At the time, there were a lot of changes with the company I was working for. I reached out to RST Instruments to ask if there was something we could do. Four weeks after that RST UK was set up. It was a very quick process.


What is your current role within the company and what does a typical day entail?

My current role in the company’s managing director for which is equivalent VP for rest of the world sales. But the title is managing director UK because I run the UK office. So, I wear two hats. What does the typical day look like or a typical COVID day? Because they are quite different. Typical day is emails. Meetings with customers, partners, looking at strategic kind of plays in terms of new technology, new geographical partners. I also help on some of our more technical projects from a sales perspective.
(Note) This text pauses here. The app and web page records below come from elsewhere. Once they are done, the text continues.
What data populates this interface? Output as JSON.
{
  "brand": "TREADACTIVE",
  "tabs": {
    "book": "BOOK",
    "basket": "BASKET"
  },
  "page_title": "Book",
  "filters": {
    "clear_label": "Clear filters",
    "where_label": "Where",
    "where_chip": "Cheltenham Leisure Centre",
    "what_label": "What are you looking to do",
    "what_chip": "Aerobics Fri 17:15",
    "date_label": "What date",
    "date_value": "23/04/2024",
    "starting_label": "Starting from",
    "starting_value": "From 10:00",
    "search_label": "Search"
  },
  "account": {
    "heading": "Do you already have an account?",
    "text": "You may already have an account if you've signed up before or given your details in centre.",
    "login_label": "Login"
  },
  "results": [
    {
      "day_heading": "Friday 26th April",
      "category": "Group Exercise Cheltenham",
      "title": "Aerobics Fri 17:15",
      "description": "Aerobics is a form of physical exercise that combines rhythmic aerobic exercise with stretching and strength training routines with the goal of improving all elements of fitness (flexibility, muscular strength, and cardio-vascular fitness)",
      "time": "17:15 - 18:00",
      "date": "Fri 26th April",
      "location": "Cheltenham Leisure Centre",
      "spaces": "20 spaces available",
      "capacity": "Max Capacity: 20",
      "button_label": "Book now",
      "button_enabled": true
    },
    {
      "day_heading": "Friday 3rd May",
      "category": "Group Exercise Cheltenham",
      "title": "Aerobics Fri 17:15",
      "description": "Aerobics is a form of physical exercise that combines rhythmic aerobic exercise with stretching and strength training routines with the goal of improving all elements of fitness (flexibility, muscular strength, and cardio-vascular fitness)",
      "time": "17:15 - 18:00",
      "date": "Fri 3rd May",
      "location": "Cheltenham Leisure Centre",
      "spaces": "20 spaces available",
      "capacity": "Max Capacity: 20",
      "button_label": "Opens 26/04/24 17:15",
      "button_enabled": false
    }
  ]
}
What are our RST instruments company values?

Quality. I believe it to be one of our values, I think. I think it’s important for us that people get information and the appropriate data from the systems we provide. I think I would say are at our core is delivering value on the systems that we sell. You know, it sounds cliché, but we don’t just sell the system and run. We want to make sure that people are getting data, that it’s useful. It helps with the whole instrumentation industry get a better reputation in the market. I think there’s a lot of people out there that just they sell sensors and they don’t care whether they work.


Are there any projects our achievements within RST Instruments that you’re particularly proud that you’re you’ve been a part of?

My proudest achievement is the growth that we have achieved in markets, you wouldn’t expect like Africa and Kazakhstan. One project I am quite proud of was the AECOM Bridge project that we did. There’s a case study online where we did the dynamic monitoring with strain gauges and the crack meters and laser distance meters. It was an interesting project located in Leeds.


How important is sustainability within the company?

Sustainability is important to RST from both an environmental perspective, but I think also from a sustainability of business perspective. We want to build systems that are going to be around well into the future. The sustainability of our monitoring, to give continuity through a project life cycle is important. We are one of the companies that can offer that kind of sustainable approach.


How does RST Instruments support graduates in early career professionals who are just entering the industry?

RST has got quite a young and dynamic sales team in the UK the sales team. I think the same thing could be said of Measurand. We’ve often got students going through in Maple Ridge, BC. There’s a few roles where we do employ people as part of their graduate training and the work experience.


How has COVID-19 affected the day-to-day running of RST Instruments. How have staff adapted?

I think the staff of adapted very well to a new environment where we’re all working from home. I think the impact of COVID on our organization, not traveling not doing exhibitions, has opened our eyes to newer, different ways to do business. I would say we miss the face-to-face approach with our partners and key customers. We would like to get that back to normality soon as we can because it’s great doing Microsoft Teams—and in some ways we’ve got closer to many people because Teams is the way to go, we can do monthly meetings for example—but I also feel there’s nothing like having a beer with the guy to build a relationship.


Why does RST Instruments feel the AGS is important to the industry?

I think it’s important to the UK, not only the UK, but further afield. The kind of premise of having a generalized data format for the site investigation, for geotechnical instrumentation and monitoring. As we move forwards it makes sense to have a global standard and I think the AGS committee, group if you like, is really at the forefront of pushing that. It’s very difficult to standardize an industry.


What are RST Instruments’ future ambitions?

RST Instruments’ future ambitions are to continue to strive to be the world leader in providing geotechnical and structural instrumentation monitoring solutions. Our goal is to be kind of part of the process—I wouldn’t I want to say cradle to grave—but we want to be involved from inception through to delivery and continued delivery of that service.